** Activity **
Give the entries again, precisely as they were written.

Data about app and page elements:
────

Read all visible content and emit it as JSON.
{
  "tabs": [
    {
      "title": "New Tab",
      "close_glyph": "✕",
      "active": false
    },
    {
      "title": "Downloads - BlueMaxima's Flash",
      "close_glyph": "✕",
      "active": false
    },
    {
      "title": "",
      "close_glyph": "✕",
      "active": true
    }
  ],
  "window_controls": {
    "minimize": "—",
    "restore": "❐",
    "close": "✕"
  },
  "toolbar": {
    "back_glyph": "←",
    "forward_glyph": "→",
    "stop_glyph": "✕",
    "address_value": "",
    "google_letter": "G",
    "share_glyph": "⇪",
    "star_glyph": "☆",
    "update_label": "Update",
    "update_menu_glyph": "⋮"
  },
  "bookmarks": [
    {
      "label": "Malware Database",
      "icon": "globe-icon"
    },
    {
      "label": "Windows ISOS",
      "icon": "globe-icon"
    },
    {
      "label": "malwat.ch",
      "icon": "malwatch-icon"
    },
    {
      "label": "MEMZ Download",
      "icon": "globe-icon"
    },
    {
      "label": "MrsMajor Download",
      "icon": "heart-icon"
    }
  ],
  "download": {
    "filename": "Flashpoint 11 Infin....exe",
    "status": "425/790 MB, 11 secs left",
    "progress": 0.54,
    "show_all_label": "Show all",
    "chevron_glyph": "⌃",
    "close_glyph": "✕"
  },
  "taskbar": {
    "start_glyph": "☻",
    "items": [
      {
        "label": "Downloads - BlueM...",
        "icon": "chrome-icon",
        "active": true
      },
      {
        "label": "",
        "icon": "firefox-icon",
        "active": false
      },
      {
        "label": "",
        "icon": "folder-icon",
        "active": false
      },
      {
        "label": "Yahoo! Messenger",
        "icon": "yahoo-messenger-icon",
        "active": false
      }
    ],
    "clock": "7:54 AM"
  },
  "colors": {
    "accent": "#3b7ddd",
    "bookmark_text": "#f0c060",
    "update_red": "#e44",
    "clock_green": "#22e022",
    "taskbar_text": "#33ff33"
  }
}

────

** Result below **
Read all visible content and emit it as JSON.
{
  "tabs": [
    {
      "title": "New Tab",
      "close_glyph": "✕",
      "active": false
    },
    {
      "title": "Downloads - BlueMaxima's Flash",
      "close_glyph": "✕",
      "active": false
    },
    {
      "title": "",
      "close_glyph": "✕",
      "active": true
    }
  ],
  "window_controls": {
    "minimize": "—",
    "restore": "❐",
    "close": "✕"
  },
  "toolbar": {
    "back_glyph": "←",
    "forward_glyph": "→",
    "stop_glyph": "✕",
    "address_value": "",
    "google_letter": "G",
    "share_glyph": "⇪",
    "star_glyph": "☆",
    "update_label": "Update",
    "update_menu_glyph": "⋮"
  },
  "bookmarks": [
    {
      "label": "Malware Database",
      "icon": "globe-icon"
    },
    {
      "label": "Windows ISOS",
      "icon": "globe-icon"
    },
    {
      "label": "malwat.ch",
      "icon": "malwatch-icon"
    },
    {
      "label": "MEMZ Download",
      "icon": "globe-icon"
    },
    {
      "label": "MrsMajor Download",
      "icon": "heart-icon"
    }
  ],
  "download": {
    "filename": "Flashpoint 11 Infin....exe",
    "status": "425/790 MB, 11 secs left",
    "progress": 0.54,
    "show_all_label": "Show all",
    "chevron_glyph": "⌃",
    "close_glyph": "✕"
  },
  "taskbar": {
    "start_glyph": "☻",
    "items": [
      {
        "label": "Downloads - BlueM...",
        "icon": "chrome-icon",
        "active": true
      },
      {
        "label": "",
        "icon": "firefox-icon",
        "active": false
      },
      {
        "label": "",
        "icon": "folder-icon",
        "active": false
      },
      {
        "label": "Yahoo! Messenger",
        "icon": "yahoo-messenger-icon",
        "active": false
      }
    ],
    "clock": "7:54 AM"
  },
  "colors": {
    "accent": "#3b7ddd",
    "bookmark_text": "#f0c060",
    "update_red": "#e44",
    "clock_green": "#22e022",
    "taskbar_text": "#33ff33"
  }
}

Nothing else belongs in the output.